*EXERCISE GOAL*:
This exercise calls for retyping every line below exactly, with the images omitted.

*INPUT RECORDS*:
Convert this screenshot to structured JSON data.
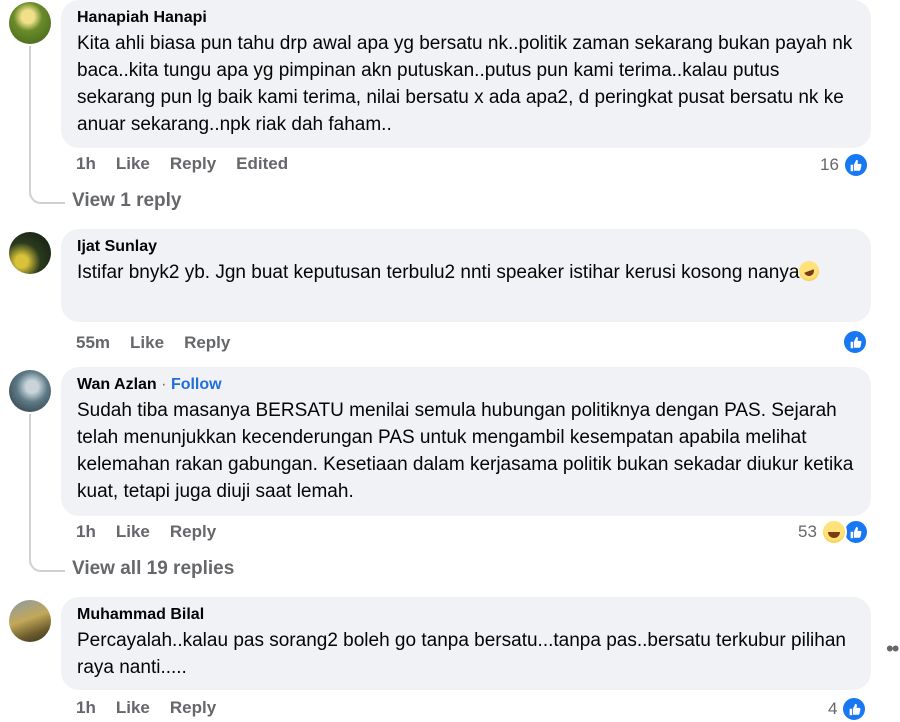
{
  "comments": [
    {
      "name": "Hanapiah Hanapi",
      "text": "Kita ahli biasa pun tahu drp awal apa yg bersatu nk..politik zaman sekarang bukan payah nk baca..kita tungu apa yg pimpinan akn putuskan..putus pun kami terima..kalau putus sekarang pun lg baik kami terima, nilai bersatu x ada apa2, d peringkat pusat bersatu nk ke anuar sekarang..npk riak dah faham..",
      "time": "1h",
      "like": "Like",
      "reply": "Reply",
      "edited": "Edited",
      "reactions": "16",
      "view_replies": "View 1 reply"
    },
    {
      "name": "Ijat Sunlay",
      "text": "Istifar bnyk2 yb. Jgn buat keputusan terbulu2 nnti speaker istihar kerusi kosong nanya",
      "time": "55m",
      "like": "Like",
      "reply": "Reply",
      "reactions": ""
    },
    {
      "name": "Wan Azlan",
      "follow": "Follow",
      "text": "Sudah tiba masanya BERSATU menilai semula hubungan politiknya dengan PAS. Sejarah telah menunjukkan kecenderungan PAS untuk mengambil kesempatan apabila melihat kelemahan rakan gabungan. Kesetiaan dalam kerjasama politik bukan sekadar diukur ketika kuat, tetapi juga diuji saat lemah.",
      "time": "1h",
      "like": "Like",
      "reply": "Reply",
      "reactions": "53",
      "view_replies": "View all 19 replies"
    },
    {
      "name": "Muhammad Bilal",
      "text": "Percayalah..kalau pas sorang2 boleh go tanpa bersatu...tanpa pas..bersatu terkubur pilihan raya nanti.....",
      "time": "1h",
      "like": "Like",
      "reply": "Reply",
      "reactions": "4"
    }
  ],
  "icons": {
    "like": "like-icon",
    "haha": "haha-icon",
    "laugh_emoji": "rolling-laughing-emoji",
    "more": "more-options-icon"
  },
  "colors": {
    "bubble": "#f0f2f5",
    "link": "#216fdb",
    "meta": "#65676b",
    "like_blue": "#1877f2"
  }
}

*REPLY*:
Convert this screenshot to structured JSON data.
{
  "comments": [
    {
      "name": "Hanapiah Hanapi",
      "text": "Kita ahli biasa pun tahu drp awal apa yg bersatu nk..politik zaman sekarang bukan payah nk baca..kita tungu apa yg pimpinan akn putuskan..putus pun kami terima..kalau putus sekarang pun lg baik kami terima, nilai bersatu x ada apa2, d peringkat pusat bersatu nk ke anuar sekarang..npk riak dah faham..",
      "time": "1h",
      "like": "Like",
      "reply": "Reply",
      "edited": "Edited",
      "reactions": "16",
      "view_replies": "View 1 reply"
    },
    {
      "name": "Ijat Sunlay",
      "text": "Istifar bnyk2 yb. Jgn buat keputusan terbulu2 nnti speaker istihar kerusi kosong nanya",
      "time": "55m",
      "like": "Like",
      "reply": "Reply",
      "reactions": ""
    },
    {
      "name": "Wan Azlan",
      "follow": "Follow",
      "text": "Sudah tiba masanya BERSATU menilai semula hubungan politiknya dengan PAS. Sejarah telah menunjukkan kecenderungan PAS untuk mengambil kesempatan apabila melihat kelemahan rakan gabungan. Kesetiaan dalam kerjasama politik bukan sekadar diukur ketika kuat, tetapi juga diuji saat lemah.",
      "time": "1h",
      "like": "Like",
      "reply": "Reply",
      "reactions": "53",
      "view_replies": "View all 19 replies"
    },
    {
      "name": "Muhammad Bilal",
      "text": "Percayalah..kalau pas sorang2 boleh go tanpa bersatu...tanpa pas..bersatu terkubur pilihan raya nanti.....",
      "time": "1h",
      "like": "Like",
      "reply": "Reply",
      "reactions": "4"
    }
  ],
  "icons": {
    "like": "like-icon",
    "haha": "haha-icon",
    "laugh_emoji": "rolling-laughing-emoji",
    "more": "more-options-icon"
  },
  "colors": {
    "bubble": "#f0f2f5",
    "link": "#216fdb",
    "meta": "#65676b",
    "like_blue": "#1877f2"
  }
}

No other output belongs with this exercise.